Stored entries:
======
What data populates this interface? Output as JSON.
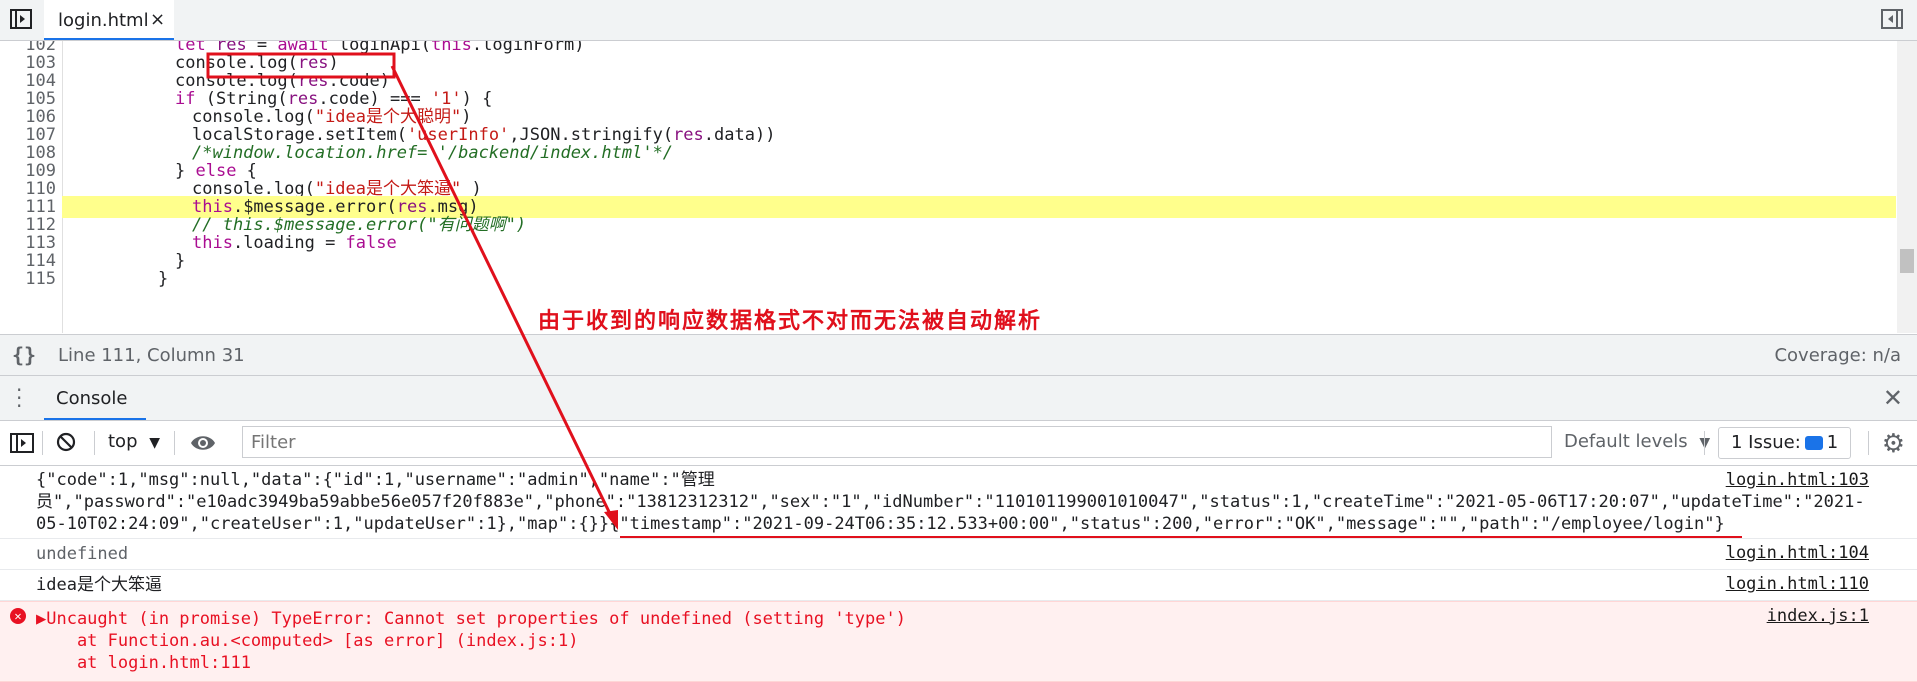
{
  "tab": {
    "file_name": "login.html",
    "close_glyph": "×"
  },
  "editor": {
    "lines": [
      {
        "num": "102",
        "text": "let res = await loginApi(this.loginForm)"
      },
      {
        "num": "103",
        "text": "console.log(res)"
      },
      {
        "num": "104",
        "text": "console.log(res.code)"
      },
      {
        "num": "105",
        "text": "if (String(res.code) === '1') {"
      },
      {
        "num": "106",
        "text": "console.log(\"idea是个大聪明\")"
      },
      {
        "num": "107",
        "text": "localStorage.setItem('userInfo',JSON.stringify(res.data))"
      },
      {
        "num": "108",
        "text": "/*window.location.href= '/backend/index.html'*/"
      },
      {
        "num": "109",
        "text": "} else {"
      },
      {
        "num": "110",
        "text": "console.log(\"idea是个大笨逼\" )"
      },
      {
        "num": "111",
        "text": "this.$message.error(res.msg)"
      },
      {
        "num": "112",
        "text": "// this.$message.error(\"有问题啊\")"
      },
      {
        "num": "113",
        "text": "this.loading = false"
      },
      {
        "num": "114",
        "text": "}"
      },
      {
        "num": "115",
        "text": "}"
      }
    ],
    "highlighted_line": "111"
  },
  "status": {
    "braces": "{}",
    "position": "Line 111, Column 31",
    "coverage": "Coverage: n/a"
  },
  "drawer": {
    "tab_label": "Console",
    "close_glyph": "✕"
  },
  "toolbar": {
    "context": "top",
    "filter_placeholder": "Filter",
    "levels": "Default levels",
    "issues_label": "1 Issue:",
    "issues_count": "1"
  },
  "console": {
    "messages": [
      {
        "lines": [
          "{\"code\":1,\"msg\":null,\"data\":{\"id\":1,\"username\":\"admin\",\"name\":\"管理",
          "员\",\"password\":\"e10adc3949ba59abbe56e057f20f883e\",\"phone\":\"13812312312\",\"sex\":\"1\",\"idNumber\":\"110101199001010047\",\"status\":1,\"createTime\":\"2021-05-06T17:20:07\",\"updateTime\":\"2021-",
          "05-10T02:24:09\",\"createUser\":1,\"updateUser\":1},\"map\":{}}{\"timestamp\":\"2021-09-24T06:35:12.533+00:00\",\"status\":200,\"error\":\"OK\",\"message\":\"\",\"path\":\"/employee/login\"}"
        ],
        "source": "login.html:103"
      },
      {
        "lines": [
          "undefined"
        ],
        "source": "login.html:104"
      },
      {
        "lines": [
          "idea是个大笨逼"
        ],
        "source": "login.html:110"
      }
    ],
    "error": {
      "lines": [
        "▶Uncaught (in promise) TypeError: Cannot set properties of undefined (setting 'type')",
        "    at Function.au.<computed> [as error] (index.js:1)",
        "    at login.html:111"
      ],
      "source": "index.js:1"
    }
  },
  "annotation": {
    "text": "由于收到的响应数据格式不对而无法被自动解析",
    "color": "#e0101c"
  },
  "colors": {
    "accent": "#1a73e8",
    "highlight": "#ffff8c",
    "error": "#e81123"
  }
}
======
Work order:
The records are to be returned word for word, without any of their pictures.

Your response:
What data populates this interface? Output as JSON.
{
  "tab": {
    "file_name": "login.html",
    "close_glyph": "×"
  },
  "editor": {
    "lines": [
      {
        "num": "102",
        "text": "let res = await loginApi(this.loginForm)"
      },
      {
        "num": "103",
        "text": "console.log(res)"
      },
      {
        "num": "104",
        "text": "console.log(res.code)"
      },
      {
        "num": "105",
        "text": "if (String(res.code) === '1') {"
      },
      {
        "num": "106",
        "text": "console.log(\"idea是个大聪明\")"
      },
      {
        "num": "107",
        "text": "localStorage.setItem('userInfo',JSON.stringify(res.data))"
      },
      {
        "num": "108",
        "text": "/*window.location.href= '/backend/index.html'*/"
      },
      {
        "num": "109",
        "text": "} else {"
      },
      {
        "num": "110",
        "text": "console.log(\"idea是个大笨逼\" )"
      },
      {
        "num": "111",
        "text": "this.$message.error(res.msg)"
      },
      {
        "num": "112",
        "text": "// this.$message.error(\"有问题啊\")"
      },
      {
        "num": "113",
        "text": "this.loading = false"
      },
      {
        "num": "114",
        "text": "}"
      },
      {
        "num": "115",
        "text": "}"
      }
    ],
    "highlighted_line": "111"
  },
  "status": {
    "braces": "{}",
    "position": "Line 111, Column 31",
    "coverage": "Coverage: n/a"
  },
  "drawer": {
    "tab_label": "Console",
    "close_glyph": "✕"
  },
  "toolbar": {
    "context": "top",
    "filter_placeholder": "Filter",
    "levels": "Default levels",
    "issues_label": "1 Issue:",
    "issues_count": "1"
  },
  "console": {
    "messages": [
      {
        "lines": [
          "{\"code\":1,\"msg\":null,\"data\":{\"id\":1,\"username\":\"admin\",\"name\":\"管理",
          "员\",\"password\":\"e10adc3949ba59abbe56e057f20f883e\",\"phone\":\"13812312312\",\"sex\":\"1\",\"idNumber\":\"110101199001010047\",\"status\":1,\"createTime\":\"2021-05-06T17:20:07\",\"updateTime\":\"2021-",
          "05-10T02:24:09\",\"createUser\":1,\"updateUser\":1},\"map\":{}}{\"timestamp\":\"2021-09-24T06:35:12.533+00:00\",\"status\":200,\"error\":\"OK\",\"message\":\"\",\"path\":\"/employee/login\"}"
        ],
        "source": "login.html:103"
      },
      {
        "lines": [
          "undefined"
        ],
        "source": "login.html:104"
      },
      {
        "lines": [
          "idea是个大笨逼"
        ],
        "source": "login.html:110"
      }
    ],
    "error": {
      "lines": [
        "▶Uncaught (in promise) TypeError: Cannot set properties of undefined (setting 'type')",
        "    at Function.au.<computed> [as error] (index.js:1)",
        "    at login.html:111"
      ],
      "source": "index.js:1"
    }
  },
  "annotation": {
    "text": "由于收到的响应数据格式不对而无法被自动解析",
    "color": "#e0101c"
  },
  "colors": {
    "accent": "#1a73e8",
    "highlight": "#ffff8c",
    "error": "#e81123"
  }
}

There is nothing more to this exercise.